=== TASK DESCRIPTION ===
Pictures aside, the data must be reproduced exactly.

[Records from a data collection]

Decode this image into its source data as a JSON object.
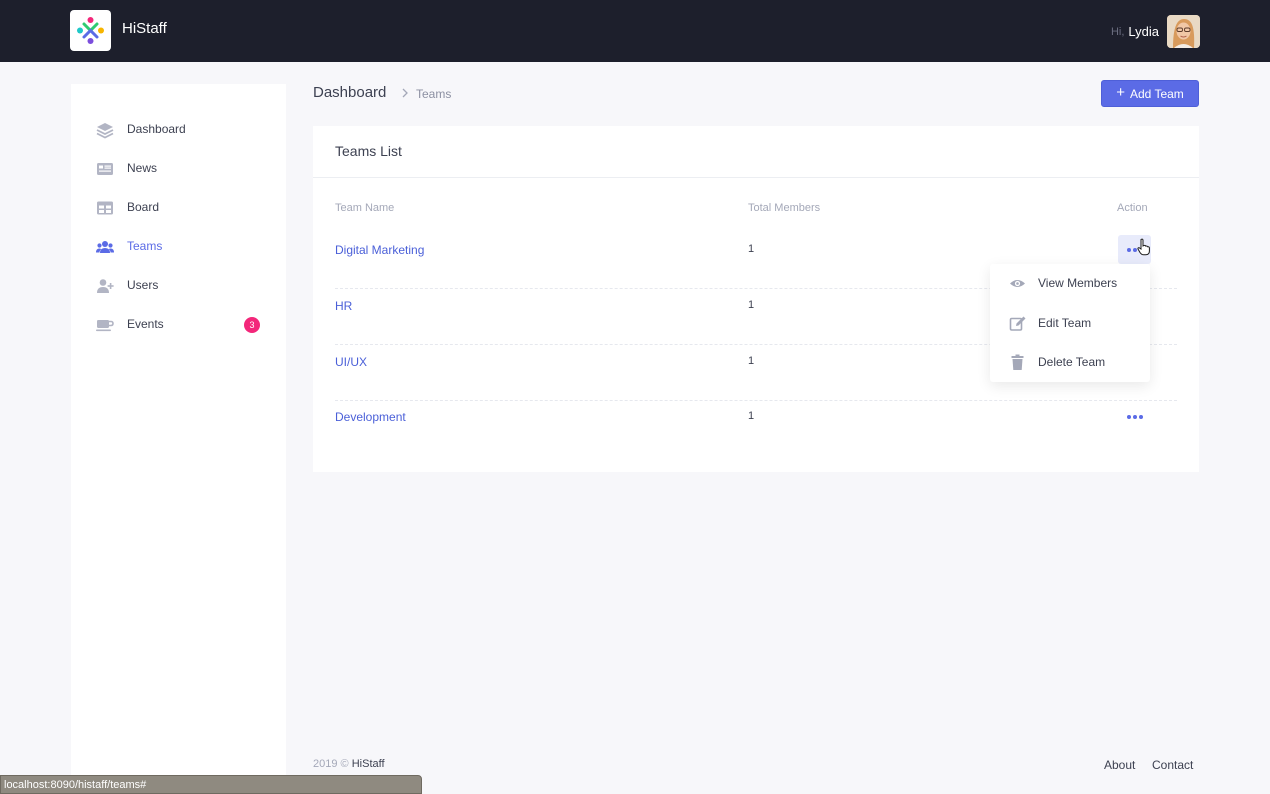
{
  "header": {
    "app_title": "HiStaff",
    "greeting": "Hi,",
    "user_name": "Lydia"
  },
  "sidebar": {
    "items": [
      {
        "label": "Dashboard",
        "icon": "layers-icon"
      },
      {
        "label": "News",
        "icon": "newspaper-icon"
      },
      {
        "label": "Board",
        "icon": "table-icon"
      },
      {
        "label": "Teams",
        "icon": "users-icon",
        "active": true
      },
      {
        "label": "Users",
        "icon": "user-plus-icon"
      },
      {
        "label": "Events",
        "icon": "coffee-icon",
        "badge": "3"
      }
    ]
  },
  "breadcrumb": {
    "root": "Dashboard",
    "current": "Teams"
  },
  "toolbar": {
    "add_label": "Add Team"
  },
  "card": {
    "title": "Teams List",
    "columns": [
      "Team Name",
      "Total Members",
      "Action"
    ],
    "rows": [
      {
        "name": "Digital Marketing",
        "members": "1"
      },
      {
        "name": "HR",
        "members": "1"
      },
      {
        "name": "UI/UX",
        "members": "1"
      },
      {
        "name": "Development",
        "members": "1"
      }
    ]
  },
  "menu": {
    "items": [
      {
        "label": "View Members",
        "icon": "eye-icon"
      },
      {
        "label": "Edit Team",
        "icon": "edit-icon"
      },
      {
        "label": "Delete Team",
        "icon": "trash-icon"
      }
    ]
  },
  "footer": {
    "year": "2019",
    "copyright": "©",
    "brand": "HiStaff",
    "about": "About",
    "contact": "Contact"
  },
  "status": {
    "url": "localhost:8090/histaff/teams#"
  },
  "colors": {
    "accent": "#5b6be6",
    "topbar": "#1d1f2c",
    "badge": "#f3277a"
  }
}
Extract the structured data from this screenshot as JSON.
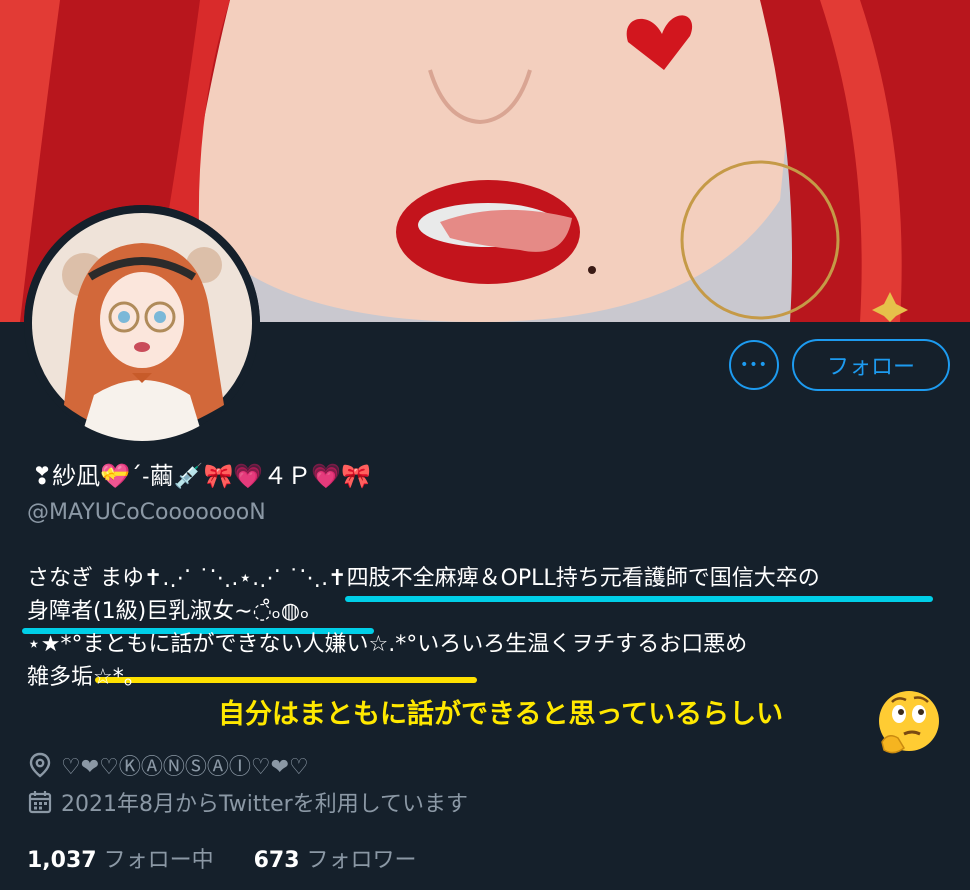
{
  "profile": {
    "display_name": "❣紗凪💝ˊ˗繭💉🎀💗４Ｐ💗🎀",
    "handle": "@MAYUCoCoooooooN",
    "bio_lines": [
      "さなぎ まゆ✝.⋰ ˙⋱.⋆.⋰ ˙⋱.✝四肢不全麻痺＆OPLL持ち元看護師で国信大卒の",
      "身障者(1級)巨乳淑女∼◌̊ₒ◍ₒ",
      "⋆★*°まともに話ができない人嫌い☆.*°いろいろ生温くヲチするお口悪め",
      "雑多垢☆*。"
    ],
    "location": "♡❤♡ⓀⒶⓃⓈⒶⒾ♡❤♡",
    "joined": "2021年8月からTwitterを利用しています",
    "following_count": "1,037",
    "following_label": "フォロー中",
    "followers_count": "673",
    "followers_label": "フォロワー"
  },
  "buttons": {
    "more_label": "•••",
    "follow_label": "フォロー"
  },
  "annotation": {
    "text": "自分はまともに話ができると思っているらしい"
  },
  "icons": {
    "location": "location-pin-icon",
    "calendar": "calendar-icon",
    "more": "more-dots-icon",
    "thinking": "thinking-face-icon"
  },
  "colors": {
    "background": "#15202b",
    "accent": "#1d9bf0",
    "muted_text": "#8b98a5",
    "highlight_cyan": "#00cfe8",
    "highlight_yellow": "#ffe100",
    "annotation_text": "#ffe800"
  }
}
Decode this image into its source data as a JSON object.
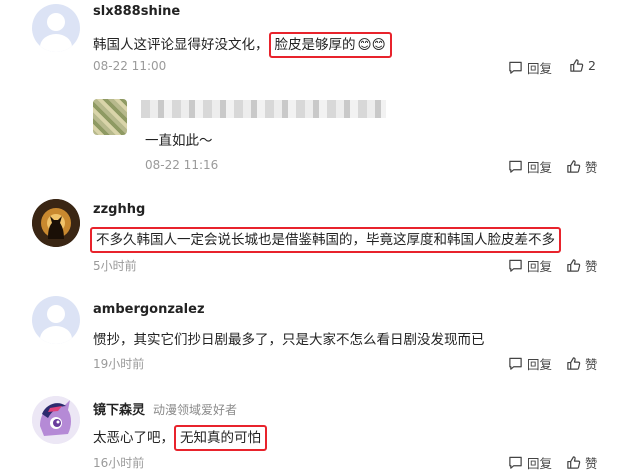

=== RESULT FOR THIS TASK ===
Decode this image into its source data as a JSON object.
{
  "header": {
    "app_title": "HiStaff",
    "greeting": "Hi,",
    "user_name": "Lydia"
  },
  "sidebar": {
    "items": [
      {
        "label": "Dashboard",
        "icon": "layers-icon"
      },
      {
        "label": "News",
        "icon": "newspaper-icon"
      },
      {
        "label": "Board",
        "icon": "table-icon"
      },
      {
        "label": "Teams",
        "icon": "users-icon",
        "active": true
      },
      {
        "label": "Users",
        "icon": "user-plus-icon"
      },
      {
        "label": "Events",
        "icon": "coffee-icon",
        "badge": "3"
      }
    ]
  },
  "breadcrumb": {
    "root": "Dashboard",
    "current": "Teams"
  },
  "toolbar": {
    "add_label": "Add Team"
  },
  "card": {
    "title": "Teams List",
    "columns": [
      "Team Name",
      "Total Members",
      "Action"
    ],
    "rows": [
      {
        "name": "Digital Marketing",
        "members": "1"
      },
      {
        "name": "HR",
        "members": "1"
      },
      {
        "name": "UI/UX",
        "members": "1"
      },
      {
        "name": "Development",
        "members": "1"
      }
    ]
  },
  "menu": {
    "items": [
      {
        "label": "View Members",
        "icon": "eye-icon"
      },
      {
        "label": "Edit Team",
        "icon": "edit-icon"
      },
      {
        "label": "Delete Team",
        "icon": "trash-icon"
      }
    ]
  },
  "footer": {
    "year": "2019",
    "copyright": "©",
    "brand": "HiStaff",
    "about": "About",
    "contact": "Contact"
  },
  "status": {
    "url": "localhost:8090/histaff/teams#"
  },
  "colors": {
    "accent": "#5b6be6",
    "topbar": "#1d1f2c",
    "badge": "#f3277a"
  }
}
Extract the structured data from this screenshot as JSON.
{
  "profile": {
    "display_name": "❣紗凪💝ˊ˗繭💉🎀💗４Ｐ💗🎀",
    "handle": "@MAYUCoCoooooooN",
    "bio_lines": [
      "さなぎ まゆ✝.⋰ ˙⋱.⋆.⋰ ˙⋱.✝四肢不全麻痺＆OPLL持ち元看護師で国信大卒の",
      "身障者(1級)巨乳淑女∼◌̊ₒ◍ₒ",
      "⋆★*°まともに話ができない人嫌い☆.*°いろいろ生温くヲチするお口悪め",
      "雑多垢☆*。"
    ],
    "location": "♡❤♡ⓀⒶⓃⓈⒶⒾ♡❤♡",
    "joined": "2021年8月からTwitterを利用しています",
    "following_count": "1,037",
    "following_label": "フォロー中",
    "followers_count": "673",
    "followers_label": "フォロワー"
  },
  "buttons": {
    "more_label": "•••",
    "follow_label": "フォロー"
  },
  "annotation": {
    "text": "自分はまともに話ができると思っているらしい"
  },
  "icons": {
    "location": "location-pin-icon",
    "calendar": "calendar-icon",
    "more": "more-dots-icon",
    "thinking": "thinking-face-icon"
  },
  "colors": {
    "background": "#15202b",
    "accent": "#1d9bf0",
    "muted_text": "#8b98a5",
    "highlight_cyan": "#00cfe8",
    "highlight_yellow": "#ffe100",
    "annotation_text": "#ffe800"
  }
}
Decode this image into its source data as a JSON object.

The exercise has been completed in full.